• _TASK DETAILS_
Filter the listing below down to the lines containing the word "Date".

***

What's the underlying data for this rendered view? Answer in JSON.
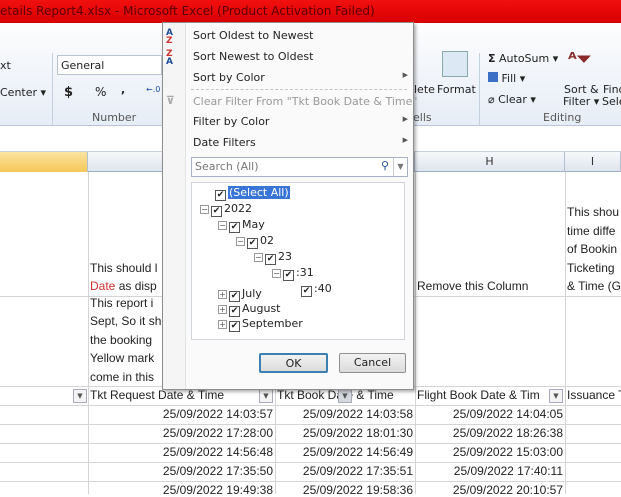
{
  "window": {
    "title": "etails Report4.xlsx  -  Microsoft Excel (Product Activation Failed)"
  },
  "ribbon": {
    "wrap_text": "xt",
    "merge_center": "Center ▾",
    "number_format": "General",
    "currency": "$",
    "percent": "%",
    "comma": ",",
    "increase_decimal": "←.0 .00",
    "number_group": "Number",
    "delete_label": "lete",
    "format_label": "Format",
    "cells_group": "ells",
    "autosum": "AutoSum ▾",
    "fill": "Fill ▾",
    "clear": "Clear ▾",
    "sort_filter": "Sort &",
    "sort_filter2": "Filter ▾",
    "find": "Find",
    "find2": "Sele",
    "editing_group": "Editing"
  },
  "columns": {
    "H": "H",
    "I": "I"
  },
  "cells": {
    "g1a": "This should l",
    "g1b_red": "Date",
    "g1b": " as disp",
    "h1": "Remove this Column",
    "i1": [
      "This shou",
      "time diffe",
      "of Bookin",
      "Ticketing",
      "& Time (G"
    ],
    "g2": [
      "This report i",
      "Sept, So it sh",
      "the booking",
      "Yellow mark",
      "come in this"
    ]
  },
  "table": {
    "headers": [
      "Tkt Request Date & Time",
      "Tkt Book Date & Time",
      "Flight Book Date & Tim",
      "Issuance T"
    ],
    "rows": [
      [
        "25/09/2022 14:03:57",
        "25/09/2022 14:03:58",
        "25/09/2022 14:04:05"
      ],
      [
        "25/09/2022 17:28:00",
        "25/09/2022 18:01:30",
        "25/09/2022 18:26:38"
      ],
      [
        "25/09/2022 14:56:48",
        "25/09/2022 14:56:49",
        "25/09/2022 15:03:00"
      ],
      [
        "25/09/2022 17:35:50",
        "25/09/2022 17:35:51",
        "25/09/2022 17:40:11"
      ],
      [
        "25/09/2022 19:49:38",
        "25/09/2022 19:58:36",
        "25/09/2022 20:10:57"
      ]
    ]
  },
  "filter_menu": {
    "sort_asc": "Sort Oldest to Newest",
    "sort_desc": "Sort Newest to Oldest",
    "sort_color": "Sort by Color",
    "clear_filter": "Clear Filter From \"Tkt Book Date & Time\"",
    "filter_color": "Filter by Color",
    "date_filters": "Date Filters",
    "search_placeholder": "Search (All)",
    "tree": [
      {
        "label": "(Select All)",
        "checked": true
      },
      {
        "label": "2022",
        "checked": true
      },
      {
        "label": "May",
        "checked": true
      },
      {
        "label": "02",
        "checked": true
      },
      {
        "label": "23",
        "checked": true
      },
      {
        "label": ":31",
        "checked": true
      },
      {
        "label": ":40",
        "checked": true
      },
      {
        "label": "July",
        "checked": true
      },
      {
        "label": "August",
        "checked": true
      },
      {
        "label": "September",
        "checked": true
      }
    ],
    "ok": "OK",
    "cancel": "Cancel"
  },
  "colors": {
    "title_bar": "#e00000",
    "selection": "#3875d7",
    "red_text": "#d03030",
    "col_a_header": "#f9d67a"
  }
}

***

• _OUTPUT BELOW_
    "g1b_red": "Date",
      "Tkt Request Date & Time",
      "Tkt Book Date & Time",
      "Flight Book Date & Tim",
    "clear_filter": "Clear Filter From \"Tkt Book Date & Time\"",
    "date_filters": "Date Filters",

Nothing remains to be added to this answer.